Stored entries
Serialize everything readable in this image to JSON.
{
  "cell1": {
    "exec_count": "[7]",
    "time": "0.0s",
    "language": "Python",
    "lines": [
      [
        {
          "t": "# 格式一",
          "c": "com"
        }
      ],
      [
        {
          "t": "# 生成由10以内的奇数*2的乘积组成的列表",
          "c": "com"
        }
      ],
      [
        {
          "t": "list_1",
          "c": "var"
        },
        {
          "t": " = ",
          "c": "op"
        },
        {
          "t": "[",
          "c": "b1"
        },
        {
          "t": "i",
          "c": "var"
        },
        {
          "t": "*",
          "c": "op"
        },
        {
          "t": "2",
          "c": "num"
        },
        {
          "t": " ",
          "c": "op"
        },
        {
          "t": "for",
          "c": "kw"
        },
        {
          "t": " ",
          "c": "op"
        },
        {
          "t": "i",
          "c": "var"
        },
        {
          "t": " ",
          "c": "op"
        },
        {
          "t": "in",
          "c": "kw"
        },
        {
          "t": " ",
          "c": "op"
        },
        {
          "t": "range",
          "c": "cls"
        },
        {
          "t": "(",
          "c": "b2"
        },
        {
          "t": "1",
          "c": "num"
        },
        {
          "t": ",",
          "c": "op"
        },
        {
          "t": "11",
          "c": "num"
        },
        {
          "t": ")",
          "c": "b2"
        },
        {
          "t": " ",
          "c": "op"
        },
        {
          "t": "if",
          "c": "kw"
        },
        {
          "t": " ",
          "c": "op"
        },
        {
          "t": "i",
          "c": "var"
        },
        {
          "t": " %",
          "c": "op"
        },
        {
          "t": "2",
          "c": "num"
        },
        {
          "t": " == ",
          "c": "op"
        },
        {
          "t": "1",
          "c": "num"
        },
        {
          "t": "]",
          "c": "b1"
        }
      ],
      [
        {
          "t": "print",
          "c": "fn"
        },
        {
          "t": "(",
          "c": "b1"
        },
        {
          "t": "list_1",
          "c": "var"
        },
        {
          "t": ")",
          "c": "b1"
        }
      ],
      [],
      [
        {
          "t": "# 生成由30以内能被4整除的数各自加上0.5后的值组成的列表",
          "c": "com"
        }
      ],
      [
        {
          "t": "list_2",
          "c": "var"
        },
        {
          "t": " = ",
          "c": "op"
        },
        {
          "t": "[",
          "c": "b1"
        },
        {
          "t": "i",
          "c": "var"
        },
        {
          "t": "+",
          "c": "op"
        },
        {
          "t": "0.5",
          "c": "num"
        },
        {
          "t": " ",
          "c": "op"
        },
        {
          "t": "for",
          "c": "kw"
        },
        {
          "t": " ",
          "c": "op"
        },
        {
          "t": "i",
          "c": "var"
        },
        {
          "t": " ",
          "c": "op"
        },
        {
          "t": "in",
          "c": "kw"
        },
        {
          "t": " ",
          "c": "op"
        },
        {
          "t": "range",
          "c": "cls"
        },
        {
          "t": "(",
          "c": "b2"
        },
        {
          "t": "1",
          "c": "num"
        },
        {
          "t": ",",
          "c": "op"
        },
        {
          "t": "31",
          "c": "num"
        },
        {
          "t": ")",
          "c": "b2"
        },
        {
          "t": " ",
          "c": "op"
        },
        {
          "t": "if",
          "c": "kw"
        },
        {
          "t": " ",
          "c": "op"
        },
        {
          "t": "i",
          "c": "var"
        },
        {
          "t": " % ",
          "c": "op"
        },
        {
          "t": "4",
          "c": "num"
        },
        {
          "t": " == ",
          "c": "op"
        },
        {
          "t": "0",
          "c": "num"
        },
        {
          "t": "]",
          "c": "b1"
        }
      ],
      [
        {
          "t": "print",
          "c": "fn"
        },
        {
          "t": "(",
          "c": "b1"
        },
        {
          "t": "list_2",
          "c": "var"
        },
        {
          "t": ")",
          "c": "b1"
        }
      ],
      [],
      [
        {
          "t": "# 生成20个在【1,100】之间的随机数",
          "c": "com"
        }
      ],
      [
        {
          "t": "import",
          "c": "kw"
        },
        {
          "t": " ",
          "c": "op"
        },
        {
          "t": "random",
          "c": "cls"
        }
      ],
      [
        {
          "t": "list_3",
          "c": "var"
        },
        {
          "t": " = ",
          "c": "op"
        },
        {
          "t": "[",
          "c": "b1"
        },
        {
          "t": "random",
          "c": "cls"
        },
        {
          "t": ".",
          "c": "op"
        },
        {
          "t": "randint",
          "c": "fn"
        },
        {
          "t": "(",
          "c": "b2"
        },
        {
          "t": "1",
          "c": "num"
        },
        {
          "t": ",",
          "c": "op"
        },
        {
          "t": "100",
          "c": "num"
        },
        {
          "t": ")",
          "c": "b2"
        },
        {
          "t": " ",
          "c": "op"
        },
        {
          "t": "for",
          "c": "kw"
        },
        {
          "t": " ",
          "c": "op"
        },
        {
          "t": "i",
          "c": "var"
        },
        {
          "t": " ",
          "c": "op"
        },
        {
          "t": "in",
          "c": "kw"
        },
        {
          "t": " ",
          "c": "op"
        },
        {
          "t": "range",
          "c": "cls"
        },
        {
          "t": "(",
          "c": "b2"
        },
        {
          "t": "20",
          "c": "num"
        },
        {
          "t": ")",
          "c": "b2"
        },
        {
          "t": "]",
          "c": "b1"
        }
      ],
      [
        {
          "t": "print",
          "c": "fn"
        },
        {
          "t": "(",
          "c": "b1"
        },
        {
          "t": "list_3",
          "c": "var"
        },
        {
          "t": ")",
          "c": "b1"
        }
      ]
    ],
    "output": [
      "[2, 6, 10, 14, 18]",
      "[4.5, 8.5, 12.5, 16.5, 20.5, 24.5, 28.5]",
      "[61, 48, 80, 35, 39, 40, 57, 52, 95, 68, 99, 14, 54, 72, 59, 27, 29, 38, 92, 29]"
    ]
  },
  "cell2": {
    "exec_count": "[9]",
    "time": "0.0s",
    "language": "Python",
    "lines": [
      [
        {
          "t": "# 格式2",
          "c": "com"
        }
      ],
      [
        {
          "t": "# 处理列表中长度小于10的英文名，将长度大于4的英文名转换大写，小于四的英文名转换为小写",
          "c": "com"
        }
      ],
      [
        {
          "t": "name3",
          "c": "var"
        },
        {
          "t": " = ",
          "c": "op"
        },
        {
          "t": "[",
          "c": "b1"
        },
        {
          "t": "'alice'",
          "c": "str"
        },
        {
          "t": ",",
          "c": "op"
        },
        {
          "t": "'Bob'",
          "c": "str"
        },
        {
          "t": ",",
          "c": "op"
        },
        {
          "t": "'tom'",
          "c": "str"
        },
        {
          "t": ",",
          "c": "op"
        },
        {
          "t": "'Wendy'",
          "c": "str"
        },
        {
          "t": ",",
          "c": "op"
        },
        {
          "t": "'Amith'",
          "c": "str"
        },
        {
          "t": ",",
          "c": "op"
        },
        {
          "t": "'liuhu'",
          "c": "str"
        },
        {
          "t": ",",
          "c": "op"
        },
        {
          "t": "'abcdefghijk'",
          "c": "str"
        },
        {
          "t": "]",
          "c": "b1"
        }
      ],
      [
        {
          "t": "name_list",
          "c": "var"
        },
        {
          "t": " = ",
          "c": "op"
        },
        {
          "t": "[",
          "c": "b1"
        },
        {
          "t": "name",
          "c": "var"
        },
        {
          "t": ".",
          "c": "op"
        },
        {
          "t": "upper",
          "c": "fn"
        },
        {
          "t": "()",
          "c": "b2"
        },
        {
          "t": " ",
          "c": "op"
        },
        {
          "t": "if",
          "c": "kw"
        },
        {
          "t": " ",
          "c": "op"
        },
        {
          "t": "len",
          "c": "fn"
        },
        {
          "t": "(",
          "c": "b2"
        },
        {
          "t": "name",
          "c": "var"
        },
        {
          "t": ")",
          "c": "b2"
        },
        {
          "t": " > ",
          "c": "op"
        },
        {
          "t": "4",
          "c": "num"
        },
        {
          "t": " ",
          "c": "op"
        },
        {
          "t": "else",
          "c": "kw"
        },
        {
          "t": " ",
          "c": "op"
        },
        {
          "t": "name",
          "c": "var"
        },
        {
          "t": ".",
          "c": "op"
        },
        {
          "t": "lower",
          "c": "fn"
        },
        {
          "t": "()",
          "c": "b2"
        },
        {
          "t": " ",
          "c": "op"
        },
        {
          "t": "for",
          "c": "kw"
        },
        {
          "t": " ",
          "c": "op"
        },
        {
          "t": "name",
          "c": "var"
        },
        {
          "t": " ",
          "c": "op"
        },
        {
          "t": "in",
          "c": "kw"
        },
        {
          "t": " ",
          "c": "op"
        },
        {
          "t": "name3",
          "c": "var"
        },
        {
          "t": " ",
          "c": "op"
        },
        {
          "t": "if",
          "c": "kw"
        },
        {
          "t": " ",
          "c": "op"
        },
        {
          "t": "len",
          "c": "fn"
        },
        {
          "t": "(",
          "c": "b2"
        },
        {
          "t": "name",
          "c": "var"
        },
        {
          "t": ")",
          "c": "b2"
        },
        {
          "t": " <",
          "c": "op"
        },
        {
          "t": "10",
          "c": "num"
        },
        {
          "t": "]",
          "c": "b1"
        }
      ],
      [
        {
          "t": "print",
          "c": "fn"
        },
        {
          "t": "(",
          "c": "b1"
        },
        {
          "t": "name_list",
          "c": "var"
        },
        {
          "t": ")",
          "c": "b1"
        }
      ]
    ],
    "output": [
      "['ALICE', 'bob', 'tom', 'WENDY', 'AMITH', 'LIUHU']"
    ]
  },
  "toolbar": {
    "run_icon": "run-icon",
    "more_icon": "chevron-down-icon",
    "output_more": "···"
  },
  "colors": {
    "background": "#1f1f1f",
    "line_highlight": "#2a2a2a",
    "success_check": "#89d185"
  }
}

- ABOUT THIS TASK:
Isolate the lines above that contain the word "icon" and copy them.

- EXPECTED ANSWER:
    "run_icon": "run-icon",
    "more_icon": "chevron-down-icon",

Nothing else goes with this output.